The Soundex algorithm is based on a phonetical categorization of letters of the alphabet. In his patent, Russell describes the strategy assigning a numeric value to each category. For example, Johnson was mapped to J525, Miller to M460 etc.

The Soundex algorithm evolved over time in the context of efficiency and accuracy and was replaced with other algorithms.

For the most part, they have all been replaced by the powerful indexing system called Double Metaphone. The algorithm is available as open source and its last version was released around 2009.

Luckily there is a Python library available, which we use in our program. We write some small wrapper methods around the algorithm and implement a compare method.

The doublemetaphone method returns a tuple of two characters key, which are a phonetic translation of the passed in word. Our compare method shows the ranking capability of the algorithm which is quite limited.

Let’s run some verification checks to assess the efficiency of the algorithm by introducing the test_class.py which is based on the Python pytest framework.

The pytest framework makes it easy to write small tests, yet scales to support complex functional testing for applications and libraries. (Link)

Its usage is straightforward and, you can see the test class implementation below

The tests result are shown below.
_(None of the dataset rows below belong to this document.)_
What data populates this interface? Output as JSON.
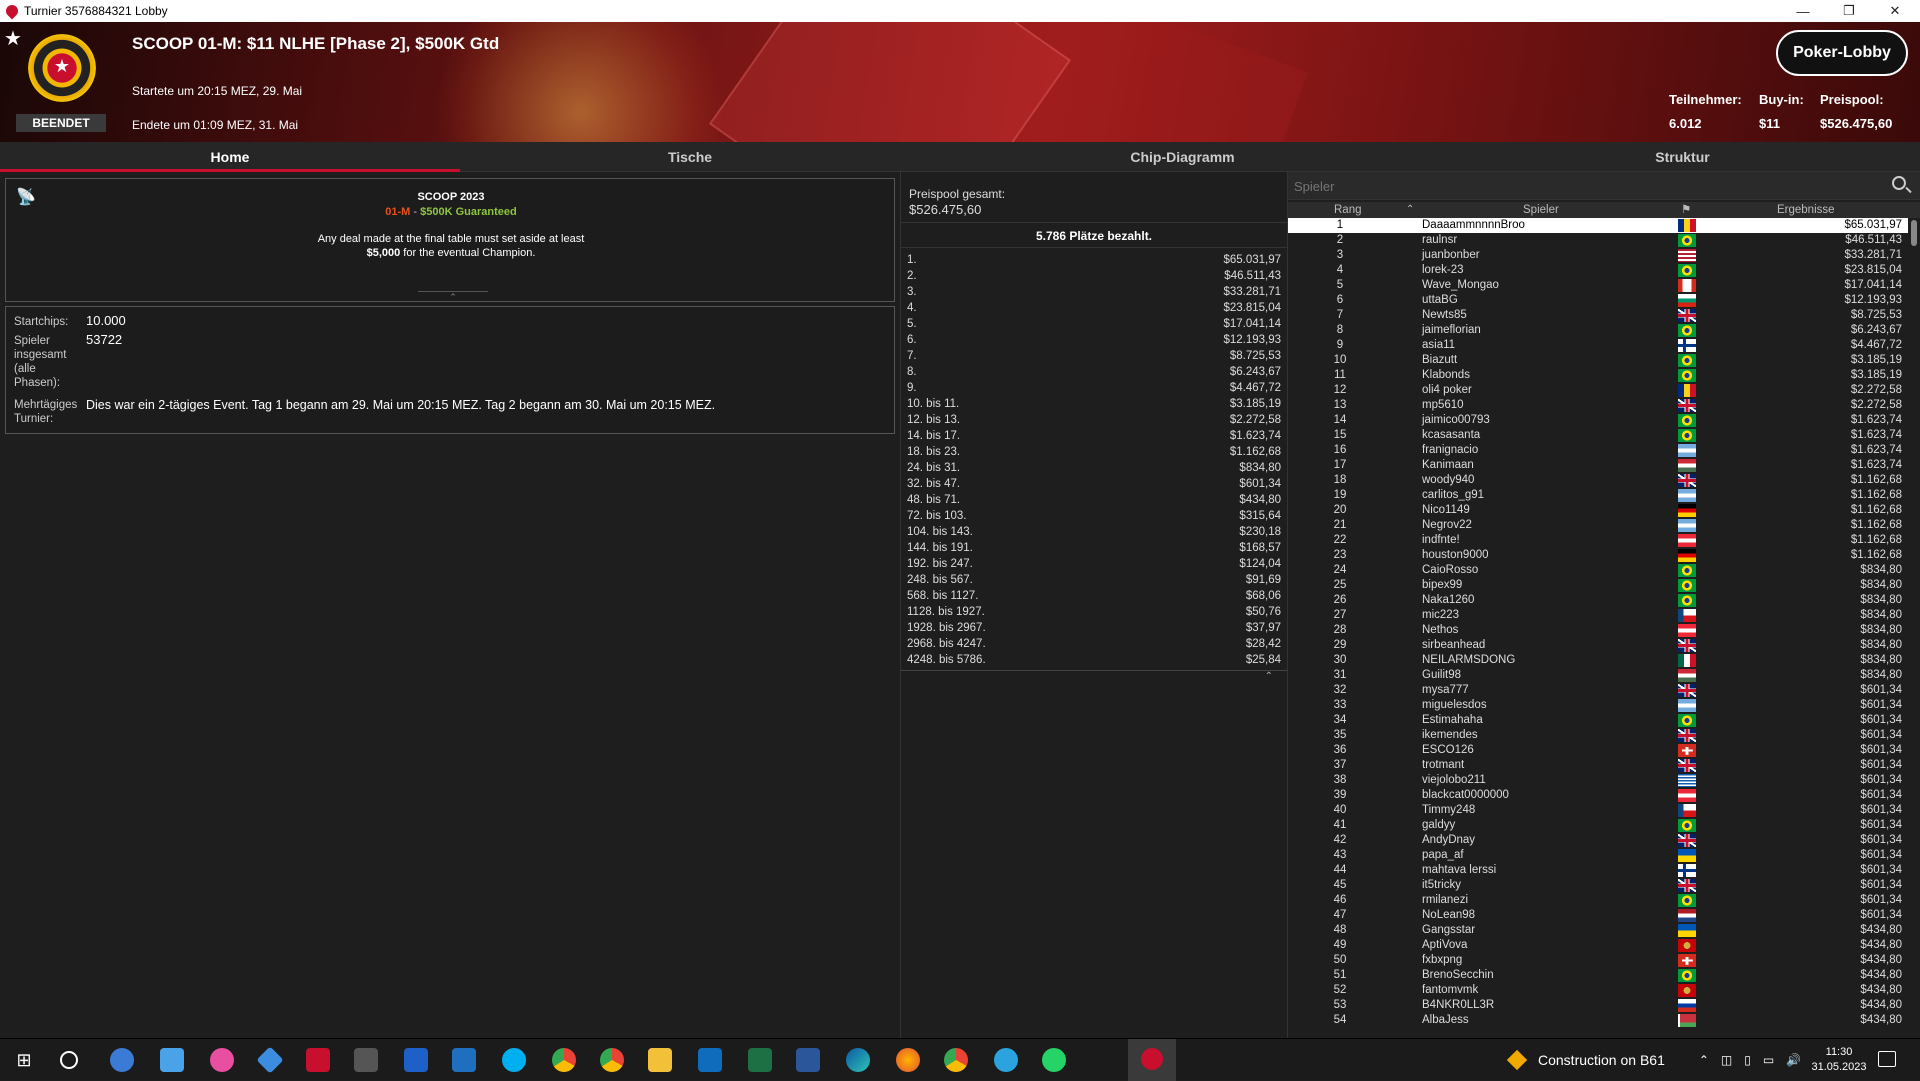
{
  "window": {
    "title": "Turnier 3576884321 Lobby"
  },
  "header": {
    "title": "SCOOP 01-M: $11 NLHE [Phase 2], $500K Gtd",
    "started": "Startete um 20:15 MEZ, 29. Mai",
    "ended": "Endete um 01:09 MEZ, 31. Mai",
    "status": "BEENDET",
    "lobby_button": "Poker-Lobby",
    "stats": {
      "players_label": "Teilnehmer:",
      "players_value": "6.012",
      "buyin_label": "Buy-in:",
      "buyin_value": "$11",
      "prizepool_label": "Preispool:",
      "prizepool_value": "$526.475,60"
    }
  },
  "tabs": [
    "Home",
    "Tische",
    "Chip-Diagramm",
    "Struktur"
  ],
  "info": {
    "line1": "SCOOP 2023",
    "line2_a": "01-M",
    "line2_b": "$500K Guaranteed",
    "line3": "Any deal made at the final table must set aside at least",
    "line4_bold": "$5,000",
    "line4_rest": " for the eventual Champion."
  },
  "details": {
    "startchips_label": "Startchips:",
    "startchips_value": "10.000",
    "players_label_1": "Spieler",
    "players_label_2": "insgesamt",
    "players_label_3": "(alle",
    "players_label_4": "Phasen):",
    "players_value": "53722",
    "multiday_label_1": "Mehrtägiges",
    "multiday_label_2": "Turnier:",
    "multiday_value": "Dies war ein 2-tägiges Event. Tag 1 begann am 29. Mai um 20:15 MEZ. Tag 2 begann am 30. Mai um 20:15 MEZ."
  },
  "prizepool": {
    "label": "Preispool gesamt:",
    "value": "$526.475,60",
    "paid": "5.786 Plätze bezahlt.",
    "rows": [
      [
        "1.",
        "$65.031,97"
      ],
      [
        "2.",
        "$46.511,43"
      ],
      [
        "3.",
        "$33.281,71"
      ],
      [
        "4.",
        "$23.815,04"
      ],
      [
        "5.",
        "$17.041,14"
      ],
      [
        "6.",
        "$12.193,93"
      ],
      [
        "7.",
        "$8.725,53"
      ],
      [
        "8.",
        "$6.243,67"
      ],
      [
        "9.",
        "$4.467,72"
      ],
      [
        "10. bis 11.",
        "$3.185,19"
      ],
      [
        "12. bis 13.",
        "$2.272,58"
      ],
      [
        "14. bis 17.",
        "$1.623,74"
      ],
      [
        "18. bis 23.",
        "$1.162,68"
      ],
      [
        "24. bis 31.",
        "$834,80"
      ],
      [
        "32. bis 47.",
        "$601,34"
      ],
      [
        "48. bis 71.",
        "$434,80"
      ],
      [
        "72. bis 103.",
        "$315,64"
      ],
      [
        "104. bis 143.",
        "$230,18"
      ],
      [
        "144. bis 191.",
        "$168,57"
      ],
      [
        "192. bis 247.",
        "$124,04"
      ],
      [
        "248. bis 567.",
        "$91,69"
      ],
      [
        "568. bis 1127.",
        "$68,06"
      ],
      [
        "1128. bis 1927.",
        "$50,76"
      ],
      [
        "1928. bis 2967.",
        "$37,97"
      ],
      [
        "2968. bis 4247.",
        "$28,42"
      ],
      [
        "4248. bis 5786.",
        "$25,84"
      ]
    ]
  },
  "players": {
    "search_placeholder": "Spieler",
    "col_rank": "Rang",
    "col_player": "Spieler",
    "col_result": "Ergebnisse",
    "rows": [
      [
        "1",
        "DaaaammnnnnBroo",
        "ro",
        "$65.031,97"
      ],
      [
        "2",
        "raulnsr",
        "br",
        "$46.511,43"
      ],
      [
        "3",
        "juanbonber",
        "us",
        "$33.281,71"
      ],
      [
        "4",
        "lorek-23",
        "br",
        "$23.815,04"
      ],
      [
        "5",
        "Wave_Mongao",
        "ca",
        "$17.041,14"
      ],
      [
        "6",
        "uttaBG",
        "bg",
        "$12.193,93"
      ],
      [
        "7",
        "Newts85",
        "gb",
        "$8.725,53"
      ],
      [
        "8",
        "jaimeflorian",
        "br",
        "$6.243,67"
      ],
      [
        "9",
        "asia11",
        "fi",
        "$4.467,72"
      ],
      [
        "10",
        "Biazutt",
        "br",
        "$3.185,19"
      ],
      [
        "11",
        "Klabonds",
        "br",
        "$3.185,19"
      ],
      [
        "12",
        "oli4 poker",
        "ro",
        "$2.272,58"
      ],
      [
        "13",
        "mp5610",
        "gb",
        "$2.272,58"
      ],
      [
        "14",
        "jaimico00793",
        "br",
        "$1.623,74"
      ],
      [
        "15",
        "kcasasanta",
        "br",
        "$1.623,74"
      ],
      [
        "16",
        "franignacio",
        "ar",
        "$1.623,74"
      ],
      [
        "17",
        "Kanimaan",
        "hu",
        "$1.623,74"
      ],
      [
        "18",
        "woody940",
        "gb",
        "$1.162,68"
      ],
      [
        "19",
        "carlitos_g91",
        "ar",
        "$1.162,68"
      ],
      [
        "20",
        "Nico1149",
        "de",
        "$1.162,68"
      ],
      [
        "21",
        "Negrov22",
        "ar",
        "$1.162,68"
      ],
      [
        "22",
        "indfnte!",
        "at",
        "$1.162,68"
      ],
      [
        "23",
        "houston9000",
        "de",
        "$1.162,68"
      ],
      [
        "24",
        "CaioRosso",
        "br",
        "$834,80"
      ],
      [
        "25",
        "bipex99",
        "br",
        "$834,80"
      ],
      [
        "26",
        "Naka1260",
        "br",
        "$834,80"
      ],
      [
        "27",
        "mic223",
        "cz",
        "$834,80"
      ],
      [
        "28",
        "Nethos",
        "at",
        "$834,80"
      ],
      [
        "29",
        "sirbeanhead",
        "gb",
        "$834,80"
      ],
      [
        "30",
        "NEILARMSDONG",
        "mx",
        "$834,80"
      ],
      [
        "31",
        "Guilit98",
        "hu",
        "$834,80"
      ],
      [
        "32",
        "mysa777",
        "gb",
        "$601,34"
      ],
      [
        "33",
        "miguelesdos",
        "ar",
        "$601,34"
      ],
      [
        "34",
        "Estimahaha",
        "br",
        "$601,34"
      ],
      [
        "35",
        "ikemendes",
        "gb",
        "$601,34"
      ],
      [
        "36",
        "ESCO126",
        "ch",
        "$601,34"
      ],
      [
        "37",
        "trotmant",
        "gb",
        "$601,34"
      ],
      [
        "38",
        "viejolobo211",
        "gr",
        "$601,34"
      ],
      [
        "39",
        "blackcat0000000",
        "at",
        "$601,34"
      ],
      [
        "40",
        "Timmy248",
        "cz",
        "$601,34"
      ],
      [
        "41",
        "galdyy",
        "br",
        "$601,34"
      ],
      [
        "42",
        "AndyDnay",
        "gb",
        "$601,34"
      ],
      [
        "43",
        "papa_af",
        "ua",
        "$601,34"
      ],
      [
        "44",
        "mahtava lerssi",
        "fi",
        "$601,34"
      ],
      [
        "45",
        "it5tricky",
        "gb",
        "$601,34"
      ],
      [
        "46",
        "rmilanezi",
        "br",
        "$601,34"
      ],
      [
        "47",
        "NoLean98",
        "nl",
        "$601,34"
      ],
      [
        "48",
        "Gangsstar",
        "ua",
        "$434,80"
      ],
      [
        "49",
        "AptiVova",
        "me",
        "$434,80"
      ],
      [
        "50",
        "fxbxpng",
        "ch",
        "$434,80"
      ],
      [
        "51",
        "BrenoSecchin",
        "br",
        "$434,80"
      ],
      [
        "52",
        "fantomvmk",
        "me",
        "$434,80"
      ],
      [
        "53",
        "B4NKR0LL3R",
        "ru",
        "$434,80"
      ],
      [
        "54",
        "AlbaJess",
        "by",
        "$434,80"
      ]
    ]
  },
  "taskbar": {
    "notification": "Construction on B61",
    "time": "11:30",
    "date": "31.05.2023"
  }
}
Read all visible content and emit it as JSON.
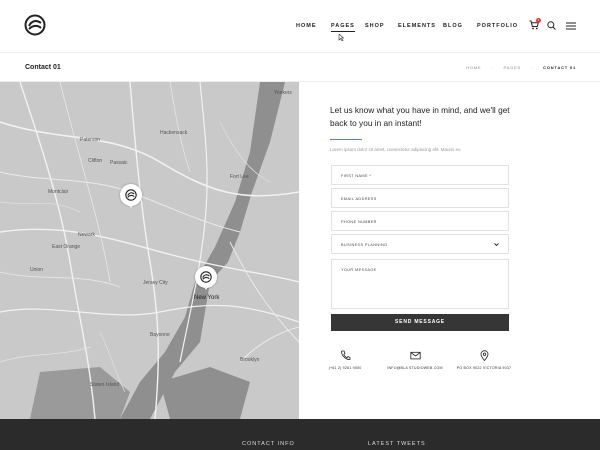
{
  "nav": {
    "items": [
      "HOME",
      "PAGES",
      "SHOP",
      "ELEMENTS",
      "BLOG",
      "PORTFOLIO"
    ],
    "cart_count": "1"
  },
  "page": {
    "title": "Contact 01",
    "breadcrumbs": [
      "HOME",
      "PAGES",
      "CONTACT 01"
    ]
  },
  "map": {
    "labels": [
      "Yonkers",
      "Hackensack",
      "Clifton",
      "Passaic",
      "Fort Lee",
      "Paterson",
      "Montclair",
      "Newark",
      "East Orange",
      "Jersey City",
      "Union",
      "Staten Island",
      "Bayonne",
      "Brooklyn",
      "New York"
    ]
  },
  "contact": {
    "heading": "Let us know what you have in mind, and we'll get back to you in an instant!",
    "sub": "Lorem ipsum dolor sit amet, consectetur adipiscing elit. Mauris eu",
    "fields": {
      "first_name": "FIRST NAME *",
      "email": "EMAIL ADDRESS",
      "phone": "PHONE NUMBER",
      "planning": "BUSINESS PLANNING",
      "message": "YOUR MESSAGE"
    },
    "send": "SEND MESSAGE",
    "info": {
      "phone": "(+61 2) 9281 9000",
      "email": "INFO@BLA STUDIOWEB.COM",
      "address": "PO BOX 9022 VICTORIA 9037"
    }
  },
  "footer": {
    "contact_info": "CONTACT INFO",
    "tweets": "LATEST TWEETS"
  },
  "colors": {
    "accent": "#5b7bd5",
    "button": "#363636",
    "footer": "#2b2b2b",
    "badge": "#e53935"
  }
}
We used two names (A+B) and were checking with some changed names (A1/A2+B1/B2/B3) the efficiency of the algorithm.

  • A1+B1 passed the Strong match check. So missing spaces and ü/ä replacements with u/a seems not affecting the double metaphone key generation
  • B2 passes the Normal match. Spelling mistakes are covered by the algorithm as well
  • A2 + B3 are failing. A2 uses an abbreviation of a name part, which cannot be coped with. This behavior we had to expect and decided to introduce the name expander algorithm (see above). B3 failed due to missing “-”. This was unexpected, but we cover this behavior with a second name cleanser step.

List Comprehensions (optional)

List comprehensions are a more advanced feature which is nice for some cases but is not needed for the exercises and is not something you need to learn at first (i.e. you can skip this section). A list comprehension is a compact way to write an expression that expands to a whole list. Suppose we have a list nums [1, 2, 3, 4], here is the list comprehension to compute a list of their squares [1, 4, 9, 16]:

The syntax is [ expr for var in list ] -- the for var in list looks like a regular for-loop, but without the colon (:). The expr to its left is evaluated once for each element to give the values for the new list. Here is an example with strings, where each string is changed to upper case with '. ' appended:

You can add an if test to the right of the for-loop to narrow the result. The if test is evaluated for each element, including only the elements where the test is true.